Heston v. Horton, 115 F. Supp. 13 (W.D. Mo. 1953)
October 3, 1953
United States District Court W. D. Missouri, W. D.
Graham & Stipp, Carrollton, Mo., for plaintiff.
Robert J. Taylor, Trusty, Pugh & Green, Kansas City, Mo., for defendant.
REEVES, Chief Judge.
The motion to remand challenges the jurisdiction of the court by reason of failure of defendant to comply with the provisions of paragraph (b) Section 1446 Title 28 U.S.C.A. Said section prescribes the procedure for removal from a state to a national court.

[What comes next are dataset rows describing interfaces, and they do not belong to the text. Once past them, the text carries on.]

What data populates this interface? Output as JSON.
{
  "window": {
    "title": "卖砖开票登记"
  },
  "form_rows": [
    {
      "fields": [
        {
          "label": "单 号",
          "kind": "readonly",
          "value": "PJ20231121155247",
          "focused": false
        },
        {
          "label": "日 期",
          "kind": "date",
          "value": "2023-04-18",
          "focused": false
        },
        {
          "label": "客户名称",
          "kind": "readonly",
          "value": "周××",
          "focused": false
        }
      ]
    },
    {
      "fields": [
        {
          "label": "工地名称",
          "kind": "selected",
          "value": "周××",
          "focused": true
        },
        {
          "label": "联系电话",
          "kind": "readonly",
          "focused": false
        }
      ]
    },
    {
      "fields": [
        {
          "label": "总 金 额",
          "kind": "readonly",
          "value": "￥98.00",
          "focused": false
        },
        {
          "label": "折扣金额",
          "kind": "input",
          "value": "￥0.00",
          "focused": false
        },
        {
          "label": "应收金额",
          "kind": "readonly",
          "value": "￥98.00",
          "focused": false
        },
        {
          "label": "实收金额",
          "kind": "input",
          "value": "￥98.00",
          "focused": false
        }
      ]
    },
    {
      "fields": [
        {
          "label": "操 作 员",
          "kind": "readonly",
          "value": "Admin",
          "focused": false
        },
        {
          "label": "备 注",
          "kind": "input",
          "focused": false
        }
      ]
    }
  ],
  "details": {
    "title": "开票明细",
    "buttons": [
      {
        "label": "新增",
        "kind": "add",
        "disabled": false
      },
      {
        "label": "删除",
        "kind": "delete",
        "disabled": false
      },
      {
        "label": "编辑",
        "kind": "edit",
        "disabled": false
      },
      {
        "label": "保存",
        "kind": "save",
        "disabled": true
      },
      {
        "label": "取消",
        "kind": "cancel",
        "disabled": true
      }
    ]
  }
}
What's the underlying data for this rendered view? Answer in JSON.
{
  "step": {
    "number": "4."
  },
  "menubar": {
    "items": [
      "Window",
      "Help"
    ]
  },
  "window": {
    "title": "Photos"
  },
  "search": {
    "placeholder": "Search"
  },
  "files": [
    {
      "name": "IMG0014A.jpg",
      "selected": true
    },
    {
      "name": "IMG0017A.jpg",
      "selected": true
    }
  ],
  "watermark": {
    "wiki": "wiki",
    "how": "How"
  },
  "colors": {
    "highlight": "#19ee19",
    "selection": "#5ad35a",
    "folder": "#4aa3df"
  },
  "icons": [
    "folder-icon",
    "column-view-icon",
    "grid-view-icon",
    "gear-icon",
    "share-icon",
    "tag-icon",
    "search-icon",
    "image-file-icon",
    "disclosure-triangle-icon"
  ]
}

The paragraph under observation is as follows:
"(b) The petition for removal of a civil action or proceeding shall be filed within twenty days after the receipt by the defendant, through service or otherwise, of a copy of the initial pleading setting forth the claim for relief upon which such action or proceeding is based, * * *."
The petition for removal contains the following express recital:
"3. On July 15, 1953, defendant was served with a summons and a copy of petition in the aforesaid action through the Secretary of State."
The petition for removal was not filed until August 13, 1953. This was 29 days after the defendant was served with process. While the defendant does not question the service, but specifically acknowledges that the defendant was duly served on July 15, 1953, yet, it is interesting to note the statute in view of the very able opinion in Welker v. Hefner, D.C., 97 F. Supp. 630. This opinion undertook to construe the removal statute in connection with the state statute relative to actions against nonresident motorists and the service of process upon them.
Section 506.210, RSMo 1949, V.A.M.S., specifically provides that the operation of an automobile on the highways of Missouri by a nonresident,
"* * * shall be deemed
"(1) An agreement by him that he will be subject to the jurisdiction of the courts of this state over all civil actions and proceedings against him by either a resident or nonresident plaintiff, for damages to person or property, including actions for death, growing or arising out of such use and operation; and
"(2) An appointment by such nonresident of the secretary of state *14 of Missouri as his lawful attorney and agent upon whom may be served all process in suits pertaining to such actions and proceedings;
"(3) An agreement by such nonresident that any process in any suit so served shall be of the same legal force and validity as if personally served on him in this state." (Emphasis mine.)
Section 506.240, RSMo 1949, V.A.M.S., provides that service of process as prescribed in the foregoing,
"* * * shall be made by delivering a copy of the summons, with a copy of the petition attached, together with a remittance of one dollar, to the secretary of state of Missouri at his office, or in his absence, to the chief clerk of the secretary of state, at his office, and such service shall be sufficient service upon such nonresident." (Emphasis mine.)
Quite clearly, under the Missouri law (and the national courts are bound by it) service of process is sufficient when accomplished in the manner prescribed by statute and as conceded by the removing defendant.
In the light of the above, the petition to remand should be sustained.